For our BKM community, Brooklyn-based artist Swoon hardly needs any introduction. From her signature paper portraits to her figurative installations, Swoon’s various projects celebrate everyday people and explore social and environmental issues. She is best known for her large, intricately-cut prints wheat pasted to industrial buildings in Brooklyn and Manhattan. You may also know her from her 2014 site-specific installation, Swoon: Submerged Motherlands here at the Museum.

Returning for this year’s #BKArtistsBall, Swoon’s installation will draw on a creative practice deeply connected to all her work, the visioning and scale modeling process. Modeled after projects old and new, these table environments will bring the viewer into this aspect of Swoon’s process and into the imaginative space of potential that we gain access to when looking at scaled down representations of life.

I think I would take less issue with many of these vegan bloggers if they ever took the time of day to understand why not everyone can go vegan and not give us shit for “caring about some animals/environmental issues but not others”
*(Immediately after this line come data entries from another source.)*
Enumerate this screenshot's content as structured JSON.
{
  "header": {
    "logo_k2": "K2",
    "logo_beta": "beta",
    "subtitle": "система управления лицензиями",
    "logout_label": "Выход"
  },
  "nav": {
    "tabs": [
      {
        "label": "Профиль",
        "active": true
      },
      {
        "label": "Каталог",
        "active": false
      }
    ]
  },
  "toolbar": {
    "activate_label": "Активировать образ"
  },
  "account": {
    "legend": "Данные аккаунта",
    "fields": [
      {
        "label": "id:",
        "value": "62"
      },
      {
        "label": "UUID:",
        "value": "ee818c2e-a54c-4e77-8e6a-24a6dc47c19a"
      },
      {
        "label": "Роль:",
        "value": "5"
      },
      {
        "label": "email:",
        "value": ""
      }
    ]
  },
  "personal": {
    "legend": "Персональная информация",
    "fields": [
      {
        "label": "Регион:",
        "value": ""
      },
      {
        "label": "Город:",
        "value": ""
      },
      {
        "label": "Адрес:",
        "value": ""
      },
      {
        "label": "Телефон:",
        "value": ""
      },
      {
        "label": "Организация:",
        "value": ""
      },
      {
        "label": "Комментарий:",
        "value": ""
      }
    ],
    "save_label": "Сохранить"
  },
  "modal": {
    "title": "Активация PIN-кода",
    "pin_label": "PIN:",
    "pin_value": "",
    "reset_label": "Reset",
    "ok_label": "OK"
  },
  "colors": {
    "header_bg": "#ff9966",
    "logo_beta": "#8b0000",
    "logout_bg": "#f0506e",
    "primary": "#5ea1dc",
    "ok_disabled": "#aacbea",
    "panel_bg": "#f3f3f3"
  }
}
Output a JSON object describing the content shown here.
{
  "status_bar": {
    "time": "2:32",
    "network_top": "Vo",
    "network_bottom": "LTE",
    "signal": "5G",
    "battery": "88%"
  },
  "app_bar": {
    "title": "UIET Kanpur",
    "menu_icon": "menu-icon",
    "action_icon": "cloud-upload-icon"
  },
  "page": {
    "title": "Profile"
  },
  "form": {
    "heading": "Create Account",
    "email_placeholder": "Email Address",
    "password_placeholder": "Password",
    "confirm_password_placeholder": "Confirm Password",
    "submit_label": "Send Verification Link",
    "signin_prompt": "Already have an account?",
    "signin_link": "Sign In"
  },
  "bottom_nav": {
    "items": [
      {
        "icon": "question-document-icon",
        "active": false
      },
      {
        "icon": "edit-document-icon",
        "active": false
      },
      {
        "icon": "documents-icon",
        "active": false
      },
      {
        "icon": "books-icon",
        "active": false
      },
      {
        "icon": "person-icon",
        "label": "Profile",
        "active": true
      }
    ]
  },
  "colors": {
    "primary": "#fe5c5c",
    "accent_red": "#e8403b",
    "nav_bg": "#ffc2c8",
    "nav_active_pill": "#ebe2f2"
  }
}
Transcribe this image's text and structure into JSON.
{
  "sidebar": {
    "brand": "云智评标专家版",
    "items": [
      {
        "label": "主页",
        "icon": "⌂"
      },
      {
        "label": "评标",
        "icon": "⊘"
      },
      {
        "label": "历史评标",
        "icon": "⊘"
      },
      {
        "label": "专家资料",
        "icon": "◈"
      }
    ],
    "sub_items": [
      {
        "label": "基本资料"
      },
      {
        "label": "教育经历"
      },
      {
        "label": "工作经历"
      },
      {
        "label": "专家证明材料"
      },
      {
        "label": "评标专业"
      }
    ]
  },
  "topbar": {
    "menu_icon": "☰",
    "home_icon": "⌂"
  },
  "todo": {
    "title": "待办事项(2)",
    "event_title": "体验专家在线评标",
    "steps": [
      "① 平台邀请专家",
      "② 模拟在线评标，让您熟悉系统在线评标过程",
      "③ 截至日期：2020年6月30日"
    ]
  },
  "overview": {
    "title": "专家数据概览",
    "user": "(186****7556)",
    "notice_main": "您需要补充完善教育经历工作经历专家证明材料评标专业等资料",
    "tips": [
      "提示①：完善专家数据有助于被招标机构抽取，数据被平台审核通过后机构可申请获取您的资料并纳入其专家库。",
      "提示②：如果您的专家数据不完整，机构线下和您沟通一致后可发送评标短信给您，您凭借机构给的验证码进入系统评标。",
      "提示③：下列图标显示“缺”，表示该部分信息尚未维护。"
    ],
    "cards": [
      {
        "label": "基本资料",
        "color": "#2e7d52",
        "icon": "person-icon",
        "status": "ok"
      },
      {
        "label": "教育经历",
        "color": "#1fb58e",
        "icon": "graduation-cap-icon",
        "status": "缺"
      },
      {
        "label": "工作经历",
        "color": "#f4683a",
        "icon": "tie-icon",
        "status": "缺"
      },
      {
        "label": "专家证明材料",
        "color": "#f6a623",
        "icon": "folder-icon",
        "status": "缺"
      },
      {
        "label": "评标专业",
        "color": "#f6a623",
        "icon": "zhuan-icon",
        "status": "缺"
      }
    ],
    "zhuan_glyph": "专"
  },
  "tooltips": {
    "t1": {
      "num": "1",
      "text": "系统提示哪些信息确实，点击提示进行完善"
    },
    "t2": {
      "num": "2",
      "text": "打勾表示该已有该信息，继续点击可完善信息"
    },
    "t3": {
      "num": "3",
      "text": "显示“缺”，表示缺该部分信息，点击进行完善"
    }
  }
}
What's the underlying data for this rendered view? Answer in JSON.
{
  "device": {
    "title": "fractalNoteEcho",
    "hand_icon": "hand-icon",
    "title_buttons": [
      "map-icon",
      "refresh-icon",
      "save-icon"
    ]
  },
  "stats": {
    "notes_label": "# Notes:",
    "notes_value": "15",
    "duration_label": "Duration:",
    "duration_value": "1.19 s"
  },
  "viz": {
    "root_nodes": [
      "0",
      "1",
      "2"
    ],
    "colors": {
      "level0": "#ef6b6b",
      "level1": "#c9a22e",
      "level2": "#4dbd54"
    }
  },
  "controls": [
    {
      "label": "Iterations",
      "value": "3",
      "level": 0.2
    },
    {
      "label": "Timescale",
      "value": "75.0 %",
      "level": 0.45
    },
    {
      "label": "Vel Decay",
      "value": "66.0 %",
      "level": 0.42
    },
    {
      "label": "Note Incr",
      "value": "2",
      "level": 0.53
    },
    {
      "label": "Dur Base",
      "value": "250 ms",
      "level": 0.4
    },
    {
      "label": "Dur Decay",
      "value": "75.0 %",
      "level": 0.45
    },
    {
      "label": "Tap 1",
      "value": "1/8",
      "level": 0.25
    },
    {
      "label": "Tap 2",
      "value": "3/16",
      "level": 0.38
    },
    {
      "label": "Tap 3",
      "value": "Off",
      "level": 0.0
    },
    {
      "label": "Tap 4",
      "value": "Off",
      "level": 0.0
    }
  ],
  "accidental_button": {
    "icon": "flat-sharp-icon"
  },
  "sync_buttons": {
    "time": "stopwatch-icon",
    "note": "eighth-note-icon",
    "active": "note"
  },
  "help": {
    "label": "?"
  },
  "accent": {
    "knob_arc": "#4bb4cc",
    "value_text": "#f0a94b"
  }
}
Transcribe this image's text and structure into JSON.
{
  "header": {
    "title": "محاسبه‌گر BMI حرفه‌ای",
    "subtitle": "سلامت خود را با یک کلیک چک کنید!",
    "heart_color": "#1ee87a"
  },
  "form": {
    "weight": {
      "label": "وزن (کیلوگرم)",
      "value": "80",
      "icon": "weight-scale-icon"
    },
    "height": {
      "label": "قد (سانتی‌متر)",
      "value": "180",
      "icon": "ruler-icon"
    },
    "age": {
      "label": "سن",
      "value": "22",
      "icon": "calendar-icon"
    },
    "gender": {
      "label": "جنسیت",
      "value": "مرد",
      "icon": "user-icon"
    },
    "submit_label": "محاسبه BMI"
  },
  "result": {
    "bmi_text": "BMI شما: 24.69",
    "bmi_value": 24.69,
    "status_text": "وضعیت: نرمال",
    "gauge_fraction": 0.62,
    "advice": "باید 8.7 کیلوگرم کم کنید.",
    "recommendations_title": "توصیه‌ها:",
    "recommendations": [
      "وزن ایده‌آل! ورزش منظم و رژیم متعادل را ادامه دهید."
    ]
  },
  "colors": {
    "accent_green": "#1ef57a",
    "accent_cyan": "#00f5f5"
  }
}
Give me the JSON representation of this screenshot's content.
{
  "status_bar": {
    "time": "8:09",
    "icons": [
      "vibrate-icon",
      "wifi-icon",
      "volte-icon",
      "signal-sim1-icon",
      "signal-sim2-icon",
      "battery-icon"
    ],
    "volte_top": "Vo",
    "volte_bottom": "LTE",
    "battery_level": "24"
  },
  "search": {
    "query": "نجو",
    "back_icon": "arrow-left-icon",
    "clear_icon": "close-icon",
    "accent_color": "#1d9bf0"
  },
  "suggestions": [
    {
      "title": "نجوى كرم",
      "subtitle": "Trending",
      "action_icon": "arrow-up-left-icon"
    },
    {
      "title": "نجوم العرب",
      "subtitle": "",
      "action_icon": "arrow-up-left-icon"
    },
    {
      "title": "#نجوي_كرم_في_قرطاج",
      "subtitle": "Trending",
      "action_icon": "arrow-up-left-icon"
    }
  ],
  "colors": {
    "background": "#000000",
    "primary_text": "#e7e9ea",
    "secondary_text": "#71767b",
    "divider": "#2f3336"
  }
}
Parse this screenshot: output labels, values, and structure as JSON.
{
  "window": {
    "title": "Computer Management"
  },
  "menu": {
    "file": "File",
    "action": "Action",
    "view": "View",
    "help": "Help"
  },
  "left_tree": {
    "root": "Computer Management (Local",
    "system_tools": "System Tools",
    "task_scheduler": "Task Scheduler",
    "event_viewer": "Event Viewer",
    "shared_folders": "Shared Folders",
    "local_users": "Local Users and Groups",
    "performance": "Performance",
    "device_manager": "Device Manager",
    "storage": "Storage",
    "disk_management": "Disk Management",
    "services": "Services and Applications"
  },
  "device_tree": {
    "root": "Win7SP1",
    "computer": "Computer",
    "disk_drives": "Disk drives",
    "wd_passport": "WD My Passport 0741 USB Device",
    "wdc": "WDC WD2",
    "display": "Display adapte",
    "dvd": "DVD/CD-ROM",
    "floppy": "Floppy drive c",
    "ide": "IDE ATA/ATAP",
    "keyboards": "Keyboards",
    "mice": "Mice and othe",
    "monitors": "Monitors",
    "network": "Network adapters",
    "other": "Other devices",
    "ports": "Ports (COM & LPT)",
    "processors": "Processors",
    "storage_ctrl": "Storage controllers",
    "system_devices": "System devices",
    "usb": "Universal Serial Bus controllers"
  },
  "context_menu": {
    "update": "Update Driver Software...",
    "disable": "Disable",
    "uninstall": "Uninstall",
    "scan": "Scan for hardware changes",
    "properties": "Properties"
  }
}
A lot of people can’t afford to change their entire lifestyle on their budget, a lot of us are “picky-eaters” or have eating/anxiety disorders that make it extremely difficult to adjust to a vegan diet and/or lifestyle.

I am one of those people.

A while back, I’d tried becoming vegetarian at a time when I was pretty psychologically vulnerable. I’d developed weird habits regarding what I let myself eat or buy in an attempt to be smarter with my money and to feel less guilty about eating animal products; however, a lot of vegan groceries are pretty expensive and less accessible where I live, and I didn’t (and still don’t) find many vegan recipes that appealing. A lot of distorted thought processes that I’m not going to go into detail here got me to a point where I’d suppressed myself enough to seldom ever feel hungry; I’d unintentionally starved myself and I’d dropped down to 98 lbs. I went to the hospital and my psychiatrist, who changed my anxiety medication and took me off of AD/HD meds (which are also appetite suppressants), and then I had to relearn how to eat. Which meant eggs, dairy, and some meats, but I didn’t care. I figured that I wasn’t ready to commit myself to this kind of change just yet, maybe I never will be.

Which brings me to my next point: I feel like I try to be active in living “greener” or more sustainably or in issues about animal welfare/wildlife conservation to compensate for my current situation. Yes, I consume meat (not very much), dairy (almond and soy milk are icky), and eggs. But I still give a shit about these issues. It’s the least I can do, and it’s disheartening to see this “holier than thou” attitude from vegan bloggers writing off non-vegans’ distancing themselves from their lifestyle as “an excuse” when it’s frequently much more than that. /rant

~Vanellope